Cooking Pork Loin
Pork loin, as a lean cut, benefits from a high cooking temperature to ensure that it cooks quickly but has time to develop a sear on the outside, giving the meat extra flavor. Preheat your oven to 450 degrees Fahrenheit, and heat a heavy-bottomed, ovenproof pan on the stove top with oil covering the base of the pan. When the oil is shimmering, place your pork loin in, quickly searing on all sides before moving the pan into the hot oven. Roast for roughly 10 minutes per 1 1/2 pounds of meat.
Another option is to slow-roast the loin to keep it more moist. The lower temperature in the oven does not cause the muscle fibers in the meat to seize as much during cooking, producing a roast that is more tender, and juicier. After searing, slow-roast the loin, uncovered, in a 250 F oven for 20 minutes per pound.
Testing for Done-ness
Pork tenderloin is safe to eat when the internal temperature reads between 145 F and 160 F. A quick-read thermometer is the only way to ensure that a precise temperature reading is made.

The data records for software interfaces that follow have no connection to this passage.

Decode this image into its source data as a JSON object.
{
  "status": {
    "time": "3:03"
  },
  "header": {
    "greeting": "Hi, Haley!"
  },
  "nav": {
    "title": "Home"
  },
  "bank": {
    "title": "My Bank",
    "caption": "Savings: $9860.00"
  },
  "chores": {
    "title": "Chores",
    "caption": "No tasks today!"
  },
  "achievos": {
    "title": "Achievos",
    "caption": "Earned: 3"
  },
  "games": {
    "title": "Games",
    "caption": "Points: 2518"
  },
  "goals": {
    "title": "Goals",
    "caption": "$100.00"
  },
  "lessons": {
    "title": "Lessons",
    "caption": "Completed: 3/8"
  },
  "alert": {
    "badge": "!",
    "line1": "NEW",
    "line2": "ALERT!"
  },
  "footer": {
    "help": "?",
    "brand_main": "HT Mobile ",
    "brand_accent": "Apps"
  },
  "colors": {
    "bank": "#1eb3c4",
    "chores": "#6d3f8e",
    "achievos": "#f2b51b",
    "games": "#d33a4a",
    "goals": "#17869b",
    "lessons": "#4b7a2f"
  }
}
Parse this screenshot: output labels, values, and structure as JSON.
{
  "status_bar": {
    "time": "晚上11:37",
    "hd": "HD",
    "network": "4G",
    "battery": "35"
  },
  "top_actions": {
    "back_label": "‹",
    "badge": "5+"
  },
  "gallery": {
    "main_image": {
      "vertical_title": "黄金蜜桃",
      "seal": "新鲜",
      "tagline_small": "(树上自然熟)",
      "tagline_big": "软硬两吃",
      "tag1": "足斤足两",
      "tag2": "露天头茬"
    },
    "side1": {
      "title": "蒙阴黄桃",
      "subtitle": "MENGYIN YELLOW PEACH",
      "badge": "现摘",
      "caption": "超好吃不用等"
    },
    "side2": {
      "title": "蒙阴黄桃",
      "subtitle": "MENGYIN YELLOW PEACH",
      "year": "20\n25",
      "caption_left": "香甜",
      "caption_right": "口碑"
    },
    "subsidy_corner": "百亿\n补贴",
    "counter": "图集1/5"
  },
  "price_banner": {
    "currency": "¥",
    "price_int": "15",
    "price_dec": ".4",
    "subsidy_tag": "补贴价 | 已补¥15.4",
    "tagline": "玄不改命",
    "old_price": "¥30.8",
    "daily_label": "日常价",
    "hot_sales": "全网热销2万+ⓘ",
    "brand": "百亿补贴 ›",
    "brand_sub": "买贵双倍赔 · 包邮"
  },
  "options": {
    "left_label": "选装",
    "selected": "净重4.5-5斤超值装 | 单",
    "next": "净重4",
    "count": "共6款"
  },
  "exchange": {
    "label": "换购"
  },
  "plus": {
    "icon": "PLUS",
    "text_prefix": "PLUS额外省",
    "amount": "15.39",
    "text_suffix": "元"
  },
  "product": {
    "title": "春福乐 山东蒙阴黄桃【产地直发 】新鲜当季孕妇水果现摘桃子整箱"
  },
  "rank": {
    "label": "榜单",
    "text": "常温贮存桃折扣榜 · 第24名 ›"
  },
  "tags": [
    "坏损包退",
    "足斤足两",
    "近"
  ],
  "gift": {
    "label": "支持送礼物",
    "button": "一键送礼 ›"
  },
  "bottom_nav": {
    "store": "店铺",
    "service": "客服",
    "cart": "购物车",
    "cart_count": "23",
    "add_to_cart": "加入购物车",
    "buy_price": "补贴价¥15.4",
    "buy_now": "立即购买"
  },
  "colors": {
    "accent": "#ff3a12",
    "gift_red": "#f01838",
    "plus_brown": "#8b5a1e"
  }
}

At 160 F, the traditional temperature, pork loin is fully white and a little dry, although brining and marinating will help preserve moisture. At 145 F, the loin will be pale but slightly pink and very juicy. Let the loin rest for 10 minutes to redistribute the juices before slicing and serving. To keep the loin very moist, undercook pork loin slightly, by about 5 to 10 F, as the loin will continue cooking while it rests.